      "properties" : {
        "@timestamp" : {
          "type" : "date"
        },
        "message" : {
          "type" : "text"
        },
        "team" : {
          "type" : "constant_keyword",
          "value": "A"
        }
      }
    }
}
PUT my-logs-team-b
{
  "mappings" : {
      "properties" : {
        "@timestamp" : {
          "type" : "date"
        },
        "message" : {
          "type" : "text"
        },
        "team" : {
          "type" : "constant_keyword",
          "value": "B"
        }
      }
    }
}

We’ll now ingest a document into each index. We can include the field team value in the document to ingest:

POST my-logs-team-a/_doc/
{
  "@timestamp": "2020-12-04T10:00:13.637Z",
  "message": "239.23.215.100 - - [2018-08-10T13:09:44.504Z] \"GET /apm HTTP/1.1\" 200 8679 \"-\" \"Mozilla/5.0 (X11; Linux i686) AppleWebKit/534.24 (KHTML, like Gecko) Chrome/11.0.696.50 Safari/534.24\"",
  "team": "A"
}

Or leave the value for that field out, letting it take the one defined in the mapping:

POST my-logs-team-b/_doc/
{
  "@timestamp": "2020-12-04T10:01:12.654Z",
  "message": "34.52.49.238 - - [2018-08-10T12:23:20.235Z] \"GET /apm HTTP/1.1\" 200 117 \"-\" \"Mozilla/5.0 (X11; Linux i686) AppleWebKit/534.24 (KHTML, like Gecko) Chrome/11.0.696.50 Safari/534.24\""
}

We will now be able to run the queries in a more efficient way without selecting the indices that contain the values we want to filter.

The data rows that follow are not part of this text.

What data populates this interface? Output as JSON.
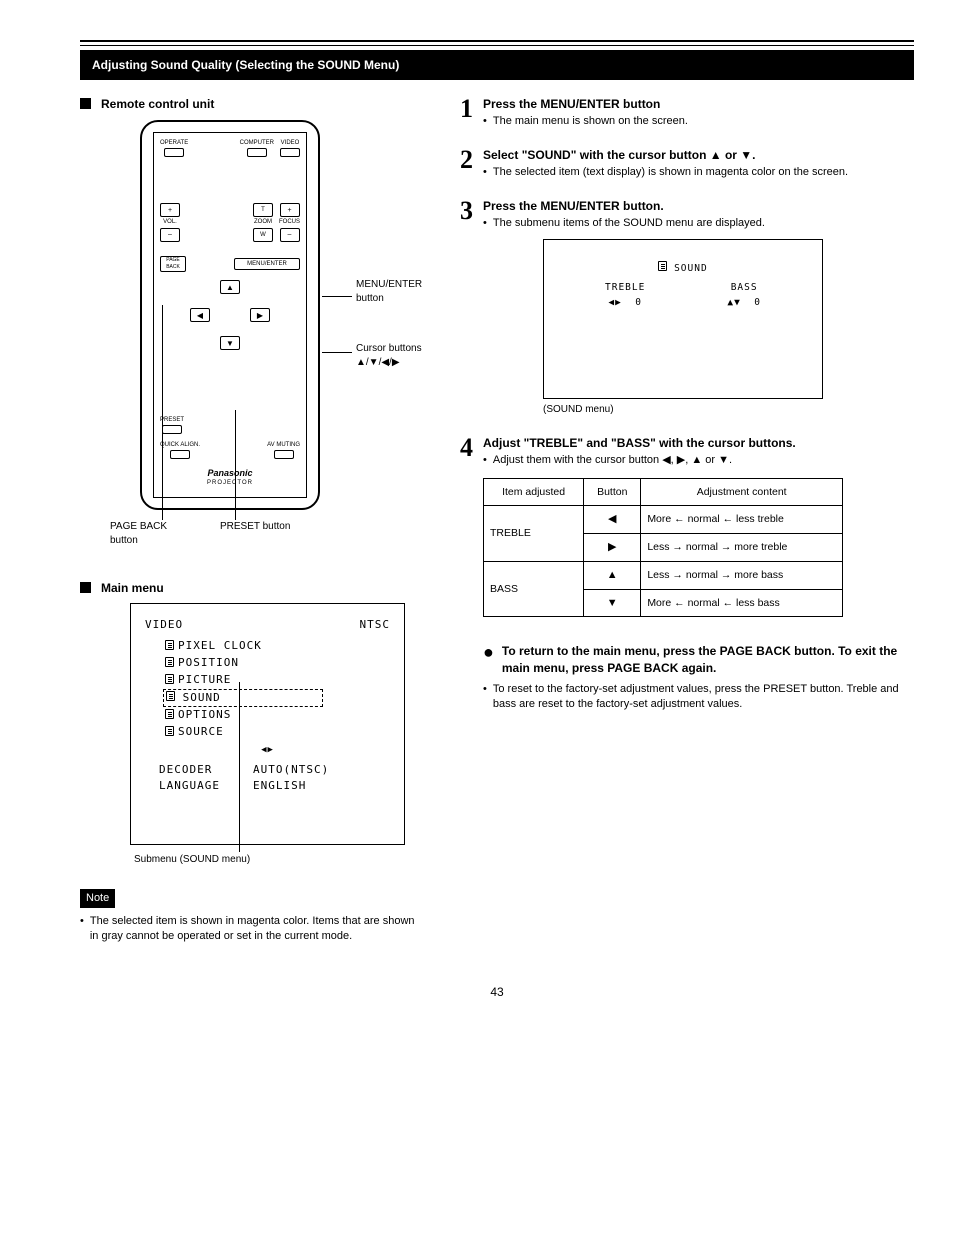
{
  "header": "Adjusting Sound Quality (Selecting the SOUND Menu)",
  "left": {
    "remote_label": "Remote control unit",
    "mainmenu_label": "Main menu",
    "note_label": "Note",
    "note_text": "The selected item is shown in magenta color. Items that are shown in gray cannot be operated or set in the current mode.",
    "remote": {
      "operate": "OPERATE",
      "computer": "COMPUTER",
      "video": "VIDEO",
      "vol": "VOL.",
      "zoom": "ZOOM",
      "zoom_t": "T",
      "zoom_w": "W",
      "focus": "FOCUS",
      "plus": "+",
      "minus": "–",
      "page_back": "PAGE BACK",
      "menu_enter": "MENU/ENTER",
      "preset": "PRESET",
      "quick_align": "QUICK ALIGN.",
      "av_muting": "AV MUTING",
      "brand": "Panasonic",
      "device": "PROJECTOR",
      "leader_menu": "MENU/ENTER button",
      "leader_cursor": "Cursor buttons",
      "leader_pageback": "PAGE BACK button",
      "leader_preset": "PRESET button"
    },
    "mainmenu": {
      "video": "VIDEO",
      "ntsc": "NTSC",
      "items": [
        "PIXEL CLOCK",
        "POSITION",
        "PICTURE",
        "SOUND",
        "OPTIONS",
        "SOURCE"
      ],
      "decoder": "DECODER",
      "decoder_val": "AUTO(NTSC)",
      "language": "LANGUAGE",
      "language_val": "ENGLISH",
      "submenu_label": "Submenu (SOUND menu)"
    }
  },
  "steps": {
    "s1": {
      "title": "Press the MENU/ENTER button",
      "sub": "The main menu is shown on the screen."
    },
    "s2": {
      "title": "Select \"SOUND\" with the cursor button ▲ or ▼.",
      "sub": "The selected item (text display) is shown in magenta color on the screen."
    },
    "s3": {
      "title": "Press the MENU/ENTER button.",
      "sub": "The submenu items of the SOUND menu are displayed.",
      "sound_title": "SOUND",
      "treble": "TREBLE",
      "bass": "BASS",
      "zero": "0",
      "caption": "(SOUND menu)"
    },
    "s4": {
      "title": "Adjust \"TREBLE\" and \"BASS\" with the cursor buttons.",
      "sub": "Adjust them with the cursor button ◀, ▶, ▲ or ▼."
    },
    "table": {
      "h1": "Item adjusted",
      "h2": "Button",
      "h3": "Adjustment content",
      "treble": "TREBLE",
      "bass": "BASS",
      "t_less": "More ← normal ← less treble",
      "t_more": "Less → normal → more treble",
      "b_more": "Less → normal → more bass",
      "b_less": "More ← normal ← less bass"
    },
    "reset": {
      "title": "To return to the main menu, press the PAGE BACK button. To exit the main menu, press PAGE BACK again.",
      "sub": "To reset to the factory-set adjustment values, press the PRESET button. Treble and bass are reset to the factory-set adjustment values."
    }
  },
  "page": "43"
}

We can search on my-logs-team-*, and Elasticsearch will do its magic for us:

GET my-logs-team-*/_search
{
  "query": {
    "bool": {
      "filter": [
        {
          "term": {
            "team": "B"
          }
        }
      ]
    }
  }
}

If we run the query on Kibana’s “Search Profiler”, we can see that when searching for team B, we are executing a match_none query on the team-a index. Thus speeding up the filtering operation.image1846×684 129 KB

If we created the indices using a type keyword and ran the same test, we would see how both indices run the same term query, even if one of them will return no results.image1842×728 125 KB

Go take the two new keyword types for a spin and let us know how it goes!